## WHAT YOU SHOULD DO:
What is needed is the whole of the data, set down exactly.

**** EXERCISE INPUTS ****

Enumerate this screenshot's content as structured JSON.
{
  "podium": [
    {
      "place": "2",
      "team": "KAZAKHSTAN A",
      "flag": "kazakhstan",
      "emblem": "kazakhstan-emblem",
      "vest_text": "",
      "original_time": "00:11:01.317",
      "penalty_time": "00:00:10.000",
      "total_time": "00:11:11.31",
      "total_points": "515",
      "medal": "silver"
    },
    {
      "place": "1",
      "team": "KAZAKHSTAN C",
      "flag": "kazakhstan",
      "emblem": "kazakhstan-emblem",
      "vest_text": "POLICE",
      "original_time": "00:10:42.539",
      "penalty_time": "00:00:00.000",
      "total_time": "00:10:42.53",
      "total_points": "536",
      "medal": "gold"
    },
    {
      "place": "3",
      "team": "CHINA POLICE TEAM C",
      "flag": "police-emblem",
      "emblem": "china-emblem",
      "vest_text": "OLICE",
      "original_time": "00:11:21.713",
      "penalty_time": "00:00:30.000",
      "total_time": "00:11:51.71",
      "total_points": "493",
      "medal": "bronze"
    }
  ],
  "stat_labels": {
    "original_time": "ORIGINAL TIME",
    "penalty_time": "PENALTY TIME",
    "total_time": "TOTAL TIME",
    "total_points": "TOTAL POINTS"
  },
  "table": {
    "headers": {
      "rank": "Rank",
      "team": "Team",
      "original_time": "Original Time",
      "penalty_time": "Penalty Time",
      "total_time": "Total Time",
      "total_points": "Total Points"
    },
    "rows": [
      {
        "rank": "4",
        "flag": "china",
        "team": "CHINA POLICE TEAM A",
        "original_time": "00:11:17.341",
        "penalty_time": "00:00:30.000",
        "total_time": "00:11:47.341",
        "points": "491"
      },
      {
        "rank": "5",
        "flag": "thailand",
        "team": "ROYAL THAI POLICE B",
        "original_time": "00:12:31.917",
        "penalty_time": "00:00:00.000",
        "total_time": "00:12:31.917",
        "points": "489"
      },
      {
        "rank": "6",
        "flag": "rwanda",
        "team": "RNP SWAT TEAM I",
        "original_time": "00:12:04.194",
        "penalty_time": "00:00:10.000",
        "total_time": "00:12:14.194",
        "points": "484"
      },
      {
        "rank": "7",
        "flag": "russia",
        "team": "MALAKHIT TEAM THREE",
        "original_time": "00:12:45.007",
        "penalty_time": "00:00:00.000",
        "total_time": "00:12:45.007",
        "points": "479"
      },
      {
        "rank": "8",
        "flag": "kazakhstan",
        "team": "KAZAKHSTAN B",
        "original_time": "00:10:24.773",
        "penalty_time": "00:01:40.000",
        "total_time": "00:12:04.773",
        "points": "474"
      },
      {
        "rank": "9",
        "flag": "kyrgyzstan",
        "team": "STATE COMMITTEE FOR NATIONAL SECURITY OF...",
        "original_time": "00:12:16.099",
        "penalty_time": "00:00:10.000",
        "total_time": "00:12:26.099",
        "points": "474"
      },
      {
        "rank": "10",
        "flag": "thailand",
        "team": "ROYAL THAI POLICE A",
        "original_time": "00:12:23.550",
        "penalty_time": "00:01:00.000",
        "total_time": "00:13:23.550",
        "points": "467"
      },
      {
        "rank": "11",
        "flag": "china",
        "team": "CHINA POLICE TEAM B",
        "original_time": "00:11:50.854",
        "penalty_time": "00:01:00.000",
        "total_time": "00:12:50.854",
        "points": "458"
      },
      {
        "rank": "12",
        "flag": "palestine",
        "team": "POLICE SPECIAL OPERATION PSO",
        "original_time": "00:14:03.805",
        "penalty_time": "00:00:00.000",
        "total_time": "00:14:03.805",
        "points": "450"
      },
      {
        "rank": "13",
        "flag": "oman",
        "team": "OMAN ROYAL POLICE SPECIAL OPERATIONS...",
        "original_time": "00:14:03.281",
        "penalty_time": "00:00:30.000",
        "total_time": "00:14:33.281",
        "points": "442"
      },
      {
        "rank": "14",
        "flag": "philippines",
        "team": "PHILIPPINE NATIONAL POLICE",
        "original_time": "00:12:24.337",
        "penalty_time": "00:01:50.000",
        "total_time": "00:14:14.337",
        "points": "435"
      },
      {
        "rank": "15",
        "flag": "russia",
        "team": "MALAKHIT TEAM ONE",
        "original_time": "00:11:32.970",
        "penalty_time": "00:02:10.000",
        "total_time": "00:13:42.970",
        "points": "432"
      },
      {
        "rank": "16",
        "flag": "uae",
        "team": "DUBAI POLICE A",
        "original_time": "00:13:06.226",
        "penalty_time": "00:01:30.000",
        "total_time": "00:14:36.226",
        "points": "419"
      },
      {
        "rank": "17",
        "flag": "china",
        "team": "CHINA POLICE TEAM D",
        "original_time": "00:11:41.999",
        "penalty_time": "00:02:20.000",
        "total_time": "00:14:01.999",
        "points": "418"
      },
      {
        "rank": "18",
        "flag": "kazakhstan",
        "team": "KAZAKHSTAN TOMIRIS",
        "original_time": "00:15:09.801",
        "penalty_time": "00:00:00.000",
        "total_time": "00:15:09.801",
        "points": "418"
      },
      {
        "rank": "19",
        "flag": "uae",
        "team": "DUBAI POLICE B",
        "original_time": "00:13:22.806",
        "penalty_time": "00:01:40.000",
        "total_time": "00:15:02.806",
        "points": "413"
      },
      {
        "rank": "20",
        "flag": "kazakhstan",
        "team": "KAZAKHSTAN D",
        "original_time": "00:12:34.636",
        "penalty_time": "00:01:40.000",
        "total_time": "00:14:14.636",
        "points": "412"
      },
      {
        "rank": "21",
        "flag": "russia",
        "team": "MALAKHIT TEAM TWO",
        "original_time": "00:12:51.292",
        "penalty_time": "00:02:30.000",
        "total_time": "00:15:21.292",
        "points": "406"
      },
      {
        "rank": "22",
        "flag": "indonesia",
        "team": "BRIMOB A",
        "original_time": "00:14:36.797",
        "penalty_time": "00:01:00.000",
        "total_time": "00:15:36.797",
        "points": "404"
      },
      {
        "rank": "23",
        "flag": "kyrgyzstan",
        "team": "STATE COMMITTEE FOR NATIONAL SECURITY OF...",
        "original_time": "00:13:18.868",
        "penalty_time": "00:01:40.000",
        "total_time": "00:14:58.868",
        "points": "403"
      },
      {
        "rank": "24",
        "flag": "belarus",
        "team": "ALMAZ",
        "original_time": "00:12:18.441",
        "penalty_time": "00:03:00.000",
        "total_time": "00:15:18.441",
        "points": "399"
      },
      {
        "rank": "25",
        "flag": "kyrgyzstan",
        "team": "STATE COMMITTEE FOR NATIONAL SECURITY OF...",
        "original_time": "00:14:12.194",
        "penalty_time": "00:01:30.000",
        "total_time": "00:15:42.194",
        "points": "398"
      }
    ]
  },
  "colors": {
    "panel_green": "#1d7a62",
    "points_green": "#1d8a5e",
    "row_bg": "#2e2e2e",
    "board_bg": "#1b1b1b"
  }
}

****

## THE COMPLETED TASK:
Enumerate this screenshot's content as structured JSON.
{
  "podium": [
    {
      "place": "2",
      "team": "KAZAKHSTAN A",
      "flag": "kazakhstan",
      "emblem": "kazakhstan-emblem",
      "vest_text": "",
      "original_time": "00:11:01.317",
      "penalty_time": "00:00:10.000",
      "total_time": "00:11:11.31",
      "total_points": "515",
      "medal": "silver"
    },
    {
      "place": "1",
      "team": "KAZAKHSTAN C",
      "flag": "kazakhstan",
      "emblem": "kazakhstan-emblem",
      "vest_text": "POLICE",
      "original_time": "00:10:42.539",
      "penalty_time": "00:00:00.000",
      "total_time": "00:10:42.53",
      "total_points": "536",
      "medal": "gold"
    },
    {
      "place": "3",
      "team": "CHINA POLICE TEAM C",
      "flag": "police-emblem",
      "emblem": "china-emblem",
      "vest_text": "OLICE",
      "original_time": "00:11:21.713",
      "penalty_time": "00:00:30.000",
      "total_time": "00:11:51.71",
      "total_points": "493",
      "medal": "bronze"
    }
  ],
  "stat_labels": {
    "original_time": "ORIGINAL TIME",
    "penalty_time": "PENALTY TIME",
    "total_time": "TOTAL TIME",
    "total_points": "TOTAL POINTS"
  },
  "table": {
    "headers": {
      "rank": "Rank",
      "team": "Team",
      "original_time": "Original Time",
      "penalty_time": "Penalty Time",
      "total_time": "Total Time",
      "total_points": "Total Points"
    },
    "rows": [
      {
        "rank": "4",
        "flag": "china",
        "team": "CHINA POLICE TEAM A",
        "original_time": "00:11:17.341",
        "penalty_time": "00:00:30.000",
        "total_time": "00:11:47.341",
        "points": "491"
      },
      {
        "rank": "5",
        "flag": "thailand",
        "team": "ROYAL THAI POLICE B",
        "original_time": "00:12:31.917",
        "penalty_time": "00:00:00.000",
        "total_time": "00:12:31.917",
        "points": "489"
      },
      {
        "rank": "6",
        "flag": "rwanda",
        "team": "RNP SWAT TEAM I",
        "original_time": "00:12:04.194",
        "penalty_time": "00:00:10.000",
        "total_time": "00:12:14.194",
        "points": "484"
      },
      {
        "rank": "7",
        "flag": "russia",
        "team": "MALAKHIT TEAM THREE",
        "original_time": "00:12:45.007",
        "penalty_time": "00:00:00.000",
        "total_time": "00:12:45.007",
        "points": "479"
      },
      {
        "rank": "8",
        "flag": "kazakhstan",
        "team": "KAZAKHSTAN B",
        "original_time": "00:10:24.773",
        "penalty_time": "00:01:40.000",
        "total_time": "00:12:04.773",
        "points": "474"
      },
      {
        "rank": "9",
        "flag": "kyrgyzstan",
        "team": "STATE COMMITTEE FOR NATIONAL SECURITY OF...",
        "original_time": "00:12:16.099",
        "penalty_time": "00:00:10.000",
        "total_time": "00:12:26.099",
        "points": "474"
      },
      {
        "rank": "10",
        "flag": "thailand",
        "team": "ROYAL THAI POLICE A",
        "original_time": "00:12:23.550",
        "penalty_time": "00:01:00.000",
        "total_time": "00:13:23.550",
        "points": "467"
      },
      {
        "rank": "11",
        "flag": "china",
        "team": "CHINA POLICE TEAM B",
        "original_time": "00:11:50.854",
        "penalty_time": "00:01:00.000",
        "total_time": "00:12:50.854",
        "points": "458"
      },
      {
        "rank": "12",
        "flag": "palestine",
        "team": "POLICE SPECIAL OPERATION PSO",
        "original_time": "00:14:03.805",
        "penalty_time": "00:00:00.000",
        "total_time": "00:14:03.805",
        "points": "450"
      },
      {
        "rank": "13",
        "flag": "oman",
        "team": "OMAN ROYAL POLICE SPECIAL OPERATIONS...",
        "original_time": "00:14:03.281",
        "penalty_time": "00:00:30.000",
        "total_time": "00:14:33.281",
        "points": "442"
      },
      {
        "rank": "14",
        "flag": "philippines",
        "team": "PHILIPPINE NATIONAL POLICE",
        "original_time": "00:12:24.337",
        "penalty_time": "00:01:50.000",
        "total_time": "00:14:14.337",
        "points": "435"
      },
      {
        "rank": "15",
        "flag": "russia",
        "team": "MALAKHIT TEAM ONE",
        "original_time": "00:11:32.970",
        "penalty_time": "00:02:10.000",
        "total_time": "00:13:42.970",
        "points": "432"
      },
      {
        "rank": "16",
        "flag": "uae",
        "team": "DUBAI POLICE A",
        "original_time": "00:13:06.226",
        "penalty_time": "00:01:30.000",
        "total_time": "00:14:36.226",
        "points": "419"
      },
      {
        "rank": "17",
        "flag": "china",
        "team": "CHINA POLICE TEAM D",
        "original_time": "00:11:41.999",
        "penalty_time": "00:02:20.000",
        "total_time": "00:14:01.999",
        "points": "418"
      },
      {
        "rank": "18",
        "flag": "kazakhstan",
        "team": "KAZAKHSTAN TOMIRIS",
        "original_time": "00:15:09.801",
        "penalty_time": "00:00:00.000",
        "total_time": "00:15:09.801",
        "points": "418"
      },
      {
        "rank": "19",
        "flag": "uae",
        "team": "DUBAI POLICE B",
        "original_time": "00:13:22.806",
        "penalty_time": "00:01:40.000",
        "total_time": "00:15:02.806",
        "points": "413"
      },
      {
        "rank": "20",
        "flag": "kazakhstan",
        "team": "KAZAKHSTAN D",
        "original_time": "00:12:34.636",
        "penalty_time": "00:01:40.000",
        "total_time": "00:14:14.636",
        "points": "412"
      },
      {
        "rank": "21",
        "flag": "russia",
        "team": "MALAKHIT TEAM TWO",
        "original_time": "00:12:51.292",
        "penalty_time": "00:02:30.000",
        "total_time": "00:15:21.292",
        "points": "406"
      },
      {
        "rank": "22",
        "flag": "indonesia",
        "team": "BRIMOB A",
        "original_time": "00:14:36.797",
        "penalty_time": "00:01:00.000",
        "total_time": "00:15:36.797",
        "points": "404"
      },
      {
        "rank": "23",
        "flag": "kyrgyzstan",
        "team": "STATE COMMITTEE FOR NATIONAL SECURITY OF...",
        "original_time": "00:13:18.868",
        "penalty_time": "00:01:40.000",
        "total_time": "00:14:58.868",
        "points": "403"
      },
      {
        "rank": "24",
        "flag": "belarus",
        "team": "ALMAZ",
        "original_time": "00:12:18.441",
        "penalty_time": "00:03:00.000",
        "total_time": "00:15:18.441",
        "points": "399"
      },
      {
        "rank": "25",
        "flag": "kyrgyzstan",
        "team": "STATE COMMITTEE FOR NATIONAL SECURITY OF...",
        "original_time": "00:14:12.194",
        "penalty_time": "00:01:30.000",
        "total_time": "00:15:42.194",
        "points": "398"
      }
    ]
  },
  "colors": {
    "panel_green": "#1d7a62",
    "points_green": "#1d8a5e",
    "row_bg": "#2e2e2e",
    "board_bg": "#1b1b1b"
  }
}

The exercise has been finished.